Task material
---
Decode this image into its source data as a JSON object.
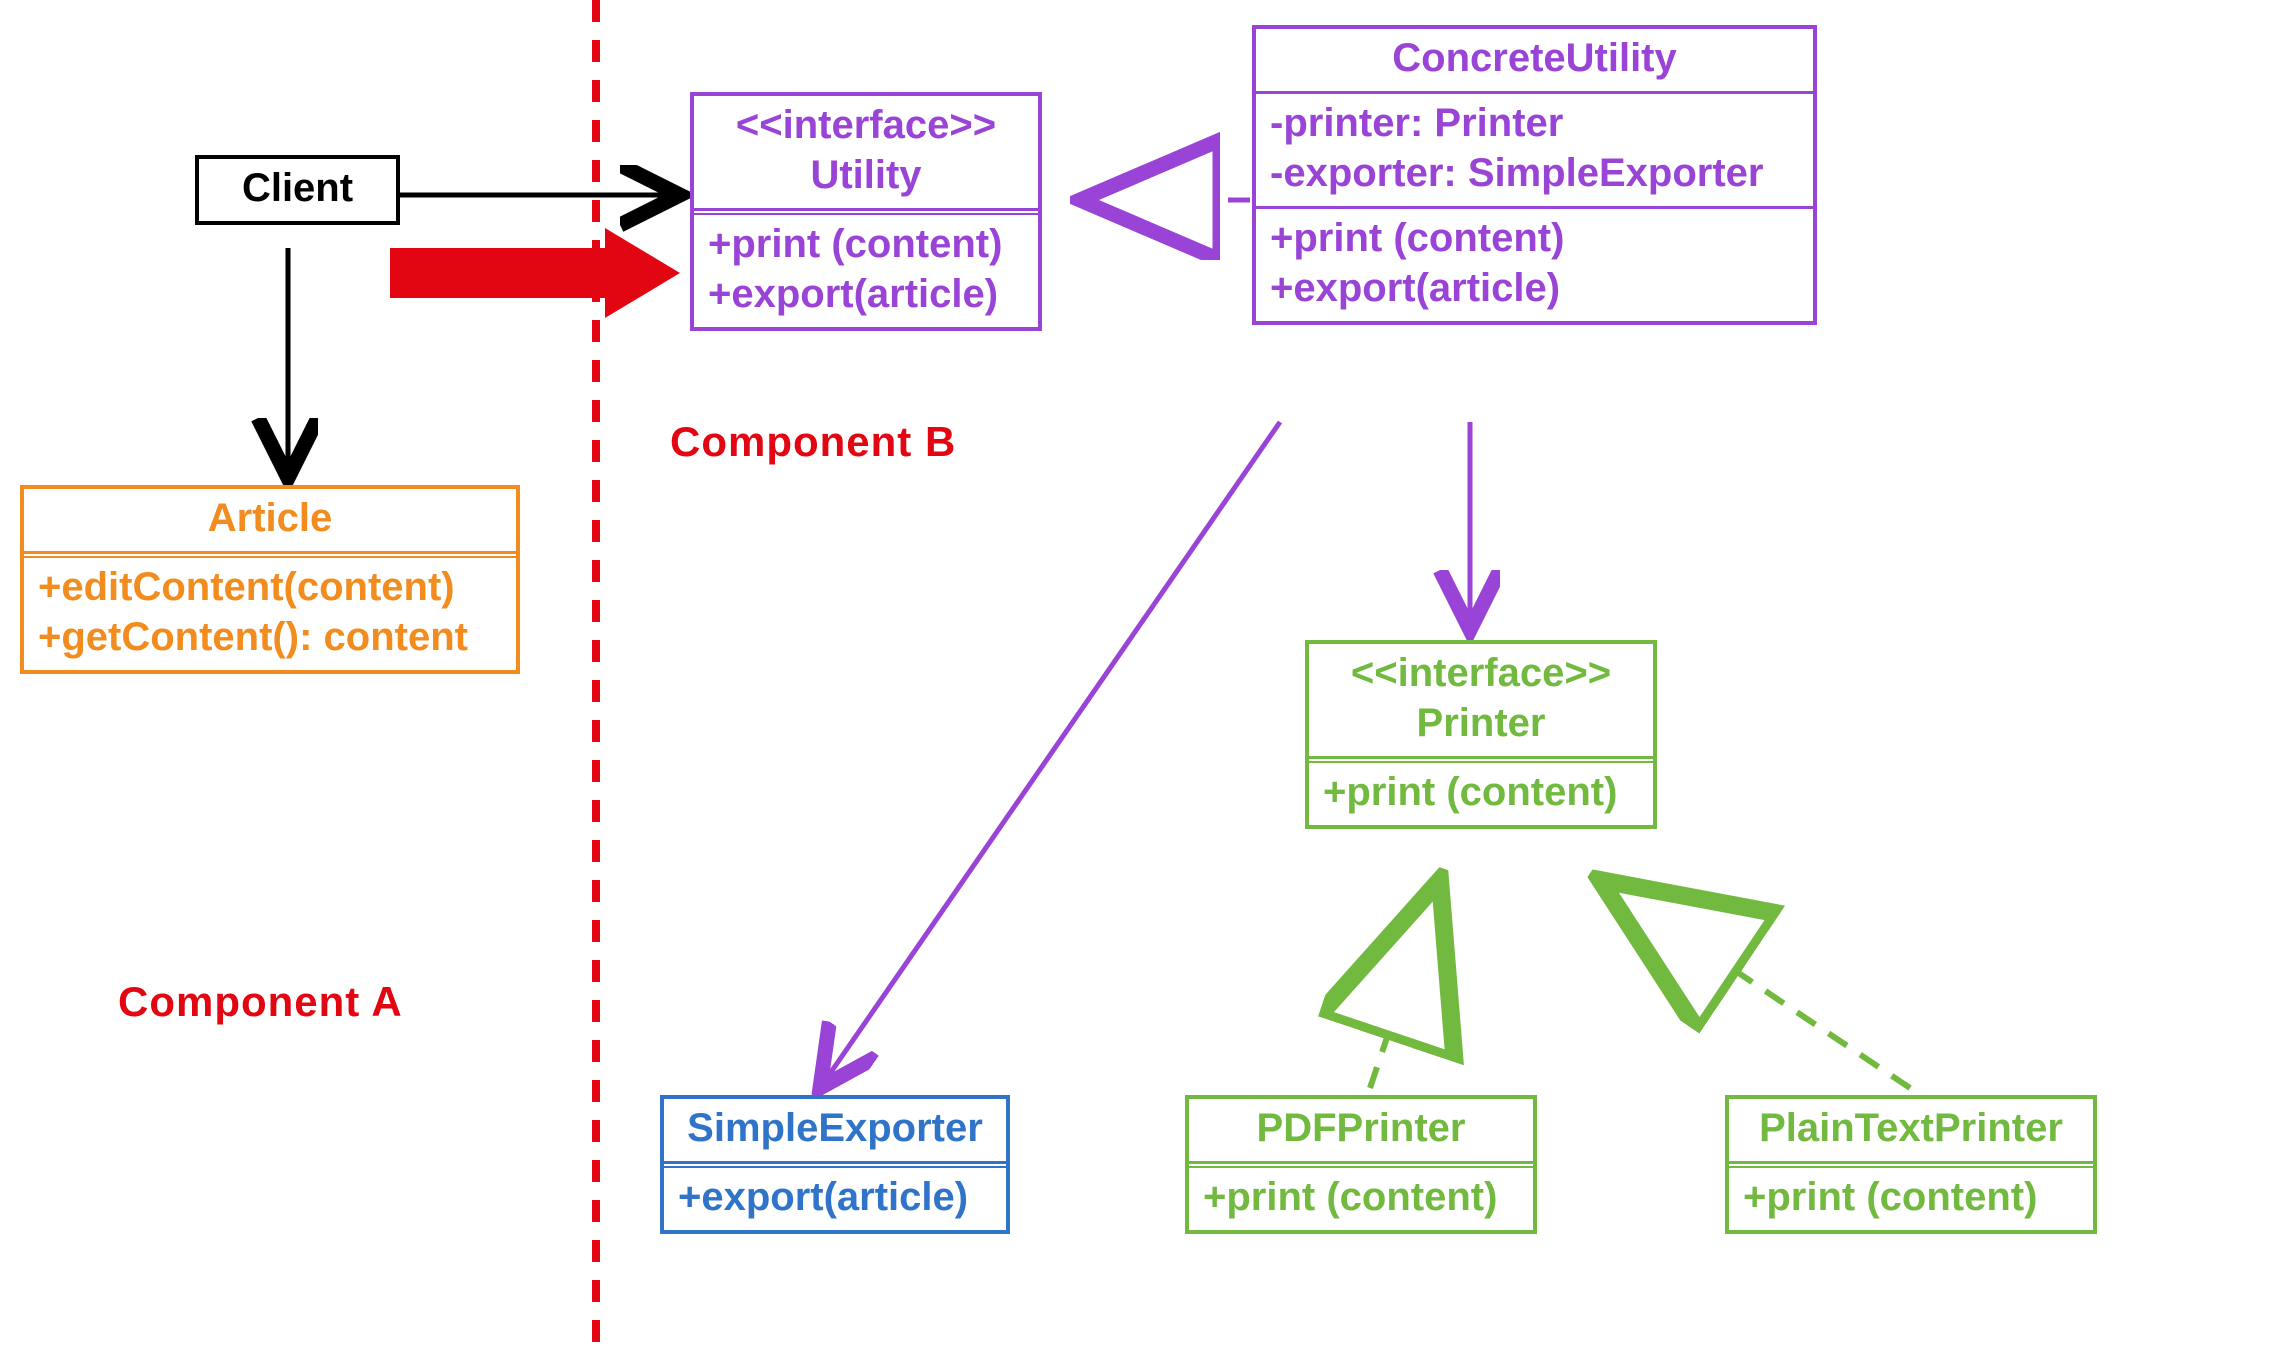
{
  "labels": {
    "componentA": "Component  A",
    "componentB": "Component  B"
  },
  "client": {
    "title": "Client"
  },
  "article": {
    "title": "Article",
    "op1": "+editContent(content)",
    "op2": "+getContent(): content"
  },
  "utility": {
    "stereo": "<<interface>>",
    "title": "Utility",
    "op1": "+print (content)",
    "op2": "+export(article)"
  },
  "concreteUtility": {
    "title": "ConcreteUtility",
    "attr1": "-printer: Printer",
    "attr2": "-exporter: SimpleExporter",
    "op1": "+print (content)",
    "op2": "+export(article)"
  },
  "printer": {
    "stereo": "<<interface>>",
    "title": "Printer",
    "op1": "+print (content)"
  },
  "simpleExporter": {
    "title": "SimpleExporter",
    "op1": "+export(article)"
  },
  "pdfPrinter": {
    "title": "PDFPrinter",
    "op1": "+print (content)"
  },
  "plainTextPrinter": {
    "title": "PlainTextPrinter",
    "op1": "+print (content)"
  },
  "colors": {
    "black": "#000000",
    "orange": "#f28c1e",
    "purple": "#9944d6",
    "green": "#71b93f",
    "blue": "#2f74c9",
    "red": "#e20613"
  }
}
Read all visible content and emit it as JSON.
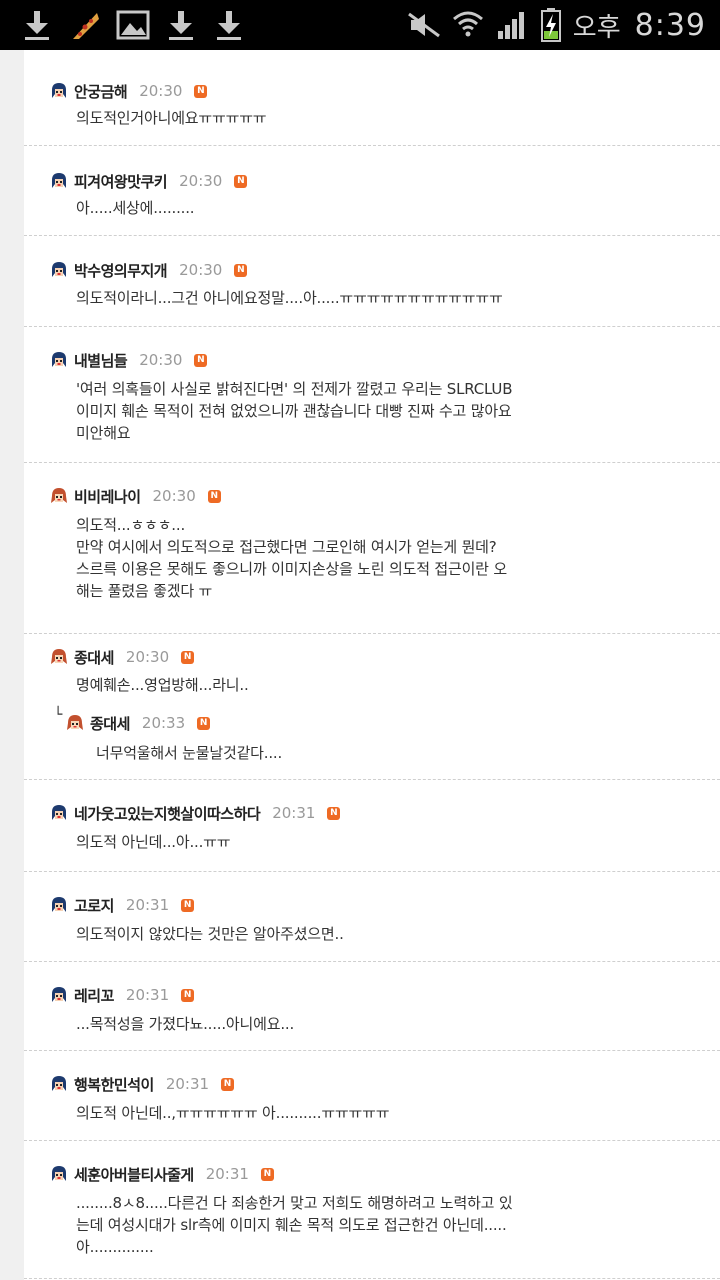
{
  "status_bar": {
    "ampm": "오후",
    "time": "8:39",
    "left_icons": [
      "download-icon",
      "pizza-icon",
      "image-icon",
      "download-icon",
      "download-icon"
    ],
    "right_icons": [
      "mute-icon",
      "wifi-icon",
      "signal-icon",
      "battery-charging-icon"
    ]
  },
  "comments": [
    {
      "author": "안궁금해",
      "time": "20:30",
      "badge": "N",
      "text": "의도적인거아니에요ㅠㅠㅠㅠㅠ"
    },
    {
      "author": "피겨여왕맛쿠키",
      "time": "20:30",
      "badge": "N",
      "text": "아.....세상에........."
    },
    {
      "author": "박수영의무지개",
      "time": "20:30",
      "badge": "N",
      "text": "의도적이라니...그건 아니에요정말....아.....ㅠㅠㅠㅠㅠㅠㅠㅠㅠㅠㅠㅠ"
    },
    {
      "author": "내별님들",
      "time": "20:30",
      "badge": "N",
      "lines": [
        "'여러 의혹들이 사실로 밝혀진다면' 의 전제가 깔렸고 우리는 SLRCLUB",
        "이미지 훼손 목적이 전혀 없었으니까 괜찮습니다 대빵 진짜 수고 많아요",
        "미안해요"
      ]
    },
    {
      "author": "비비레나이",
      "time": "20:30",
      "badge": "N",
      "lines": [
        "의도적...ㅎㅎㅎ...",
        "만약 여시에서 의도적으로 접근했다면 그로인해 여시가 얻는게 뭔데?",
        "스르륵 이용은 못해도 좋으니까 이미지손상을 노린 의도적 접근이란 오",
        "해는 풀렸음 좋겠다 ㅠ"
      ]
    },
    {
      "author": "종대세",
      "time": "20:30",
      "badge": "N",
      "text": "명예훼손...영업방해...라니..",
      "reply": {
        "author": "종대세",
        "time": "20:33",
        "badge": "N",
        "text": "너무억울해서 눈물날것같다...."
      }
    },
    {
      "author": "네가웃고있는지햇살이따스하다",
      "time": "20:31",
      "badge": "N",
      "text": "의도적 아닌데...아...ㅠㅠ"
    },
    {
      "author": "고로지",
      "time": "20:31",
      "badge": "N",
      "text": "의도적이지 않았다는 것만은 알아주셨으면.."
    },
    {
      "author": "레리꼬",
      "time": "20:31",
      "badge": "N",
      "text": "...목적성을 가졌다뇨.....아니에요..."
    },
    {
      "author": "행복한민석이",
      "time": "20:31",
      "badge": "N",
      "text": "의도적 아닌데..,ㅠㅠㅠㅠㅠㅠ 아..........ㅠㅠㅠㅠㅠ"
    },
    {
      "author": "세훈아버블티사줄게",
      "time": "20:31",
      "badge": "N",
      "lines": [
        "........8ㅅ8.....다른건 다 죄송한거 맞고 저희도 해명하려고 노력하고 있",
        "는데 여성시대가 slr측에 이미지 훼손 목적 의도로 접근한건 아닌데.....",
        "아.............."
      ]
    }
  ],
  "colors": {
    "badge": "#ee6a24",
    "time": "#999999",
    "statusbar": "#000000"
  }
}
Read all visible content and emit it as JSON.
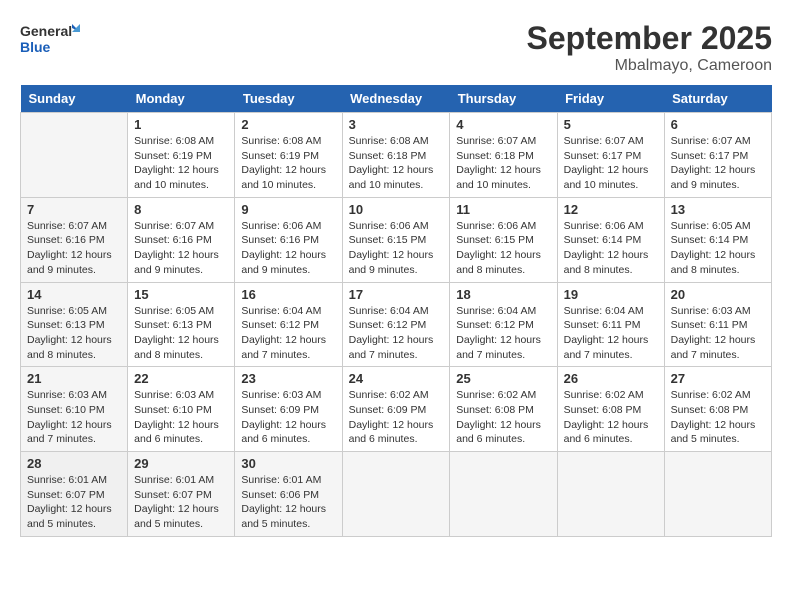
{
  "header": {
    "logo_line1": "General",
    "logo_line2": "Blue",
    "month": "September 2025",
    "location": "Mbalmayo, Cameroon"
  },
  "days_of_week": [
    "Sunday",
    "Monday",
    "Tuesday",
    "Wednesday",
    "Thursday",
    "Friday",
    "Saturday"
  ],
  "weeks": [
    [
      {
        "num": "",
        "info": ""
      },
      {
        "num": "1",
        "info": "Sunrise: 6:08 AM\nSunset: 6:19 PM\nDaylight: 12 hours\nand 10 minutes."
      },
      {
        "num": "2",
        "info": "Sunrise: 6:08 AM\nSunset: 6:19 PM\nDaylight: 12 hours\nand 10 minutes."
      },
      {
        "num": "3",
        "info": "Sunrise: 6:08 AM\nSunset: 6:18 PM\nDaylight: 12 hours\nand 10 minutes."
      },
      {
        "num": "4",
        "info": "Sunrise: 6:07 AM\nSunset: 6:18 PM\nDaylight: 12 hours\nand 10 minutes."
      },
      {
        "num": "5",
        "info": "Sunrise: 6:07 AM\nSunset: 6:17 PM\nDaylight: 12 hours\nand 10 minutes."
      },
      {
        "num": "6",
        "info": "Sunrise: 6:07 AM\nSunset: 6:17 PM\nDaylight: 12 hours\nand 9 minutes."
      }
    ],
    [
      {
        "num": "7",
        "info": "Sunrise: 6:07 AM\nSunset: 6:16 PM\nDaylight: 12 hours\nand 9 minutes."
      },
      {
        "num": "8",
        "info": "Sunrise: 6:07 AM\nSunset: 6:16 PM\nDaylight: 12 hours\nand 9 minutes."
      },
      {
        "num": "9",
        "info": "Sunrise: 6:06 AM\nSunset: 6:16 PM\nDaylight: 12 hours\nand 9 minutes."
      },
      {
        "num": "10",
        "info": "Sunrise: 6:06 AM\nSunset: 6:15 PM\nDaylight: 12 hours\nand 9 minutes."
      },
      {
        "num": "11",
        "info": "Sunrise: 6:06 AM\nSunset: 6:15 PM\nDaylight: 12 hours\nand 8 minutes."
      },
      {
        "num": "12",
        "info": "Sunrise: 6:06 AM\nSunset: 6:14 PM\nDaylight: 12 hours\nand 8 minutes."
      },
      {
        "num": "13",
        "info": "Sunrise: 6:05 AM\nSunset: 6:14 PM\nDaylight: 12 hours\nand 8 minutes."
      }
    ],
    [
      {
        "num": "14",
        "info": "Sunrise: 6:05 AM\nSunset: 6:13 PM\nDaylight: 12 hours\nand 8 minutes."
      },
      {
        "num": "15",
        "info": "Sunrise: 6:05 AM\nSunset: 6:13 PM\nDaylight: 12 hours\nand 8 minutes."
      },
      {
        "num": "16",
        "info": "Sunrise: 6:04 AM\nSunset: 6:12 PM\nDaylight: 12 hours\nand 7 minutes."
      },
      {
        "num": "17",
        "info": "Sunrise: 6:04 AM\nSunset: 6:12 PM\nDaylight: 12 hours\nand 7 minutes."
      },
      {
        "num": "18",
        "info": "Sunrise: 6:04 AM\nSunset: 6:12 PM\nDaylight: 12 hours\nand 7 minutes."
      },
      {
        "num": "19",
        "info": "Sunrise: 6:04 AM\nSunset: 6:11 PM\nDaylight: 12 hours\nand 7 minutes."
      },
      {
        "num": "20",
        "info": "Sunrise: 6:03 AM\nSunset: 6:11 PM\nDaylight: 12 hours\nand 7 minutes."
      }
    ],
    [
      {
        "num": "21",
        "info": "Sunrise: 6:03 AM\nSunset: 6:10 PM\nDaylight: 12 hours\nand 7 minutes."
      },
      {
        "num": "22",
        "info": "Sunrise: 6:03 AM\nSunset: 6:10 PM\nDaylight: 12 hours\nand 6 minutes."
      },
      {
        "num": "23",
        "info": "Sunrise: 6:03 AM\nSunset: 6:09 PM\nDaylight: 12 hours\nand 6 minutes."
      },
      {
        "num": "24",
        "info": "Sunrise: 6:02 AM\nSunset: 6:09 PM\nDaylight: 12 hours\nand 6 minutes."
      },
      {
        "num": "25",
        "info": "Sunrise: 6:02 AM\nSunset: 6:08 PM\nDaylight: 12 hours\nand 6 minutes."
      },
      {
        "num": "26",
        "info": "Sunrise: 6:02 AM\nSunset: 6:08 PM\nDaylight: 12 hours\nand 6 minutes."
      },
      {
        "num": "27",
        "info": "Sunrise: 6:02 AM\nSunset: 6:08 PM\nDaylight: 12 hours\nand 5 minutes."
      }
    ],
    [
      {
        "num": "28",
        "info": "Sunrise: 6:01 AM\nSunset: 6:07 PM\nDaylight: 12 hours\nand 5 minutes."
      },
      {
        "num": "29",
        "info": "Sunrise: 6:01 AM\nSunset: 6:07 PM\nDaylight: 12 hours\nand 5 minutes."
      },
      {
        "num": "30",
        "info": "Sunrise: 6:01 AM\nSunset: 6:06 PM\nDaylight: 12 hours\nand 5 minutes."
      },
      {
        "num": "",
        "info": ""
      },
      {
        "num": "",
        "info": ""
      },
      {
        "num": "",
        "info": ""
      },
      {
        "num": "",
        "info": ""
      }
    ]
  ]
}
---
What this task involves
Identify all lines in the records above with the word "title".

Answer to this exercise
    "title": "Client"
    "title": "Article",
    "title": "Utility",
    "title": "ConcreteUtility",
    "title": "Printer",
    "title": "SimpleExporter",
    "title": "PDFPrinter",
    "title": "PlainTextPrinter",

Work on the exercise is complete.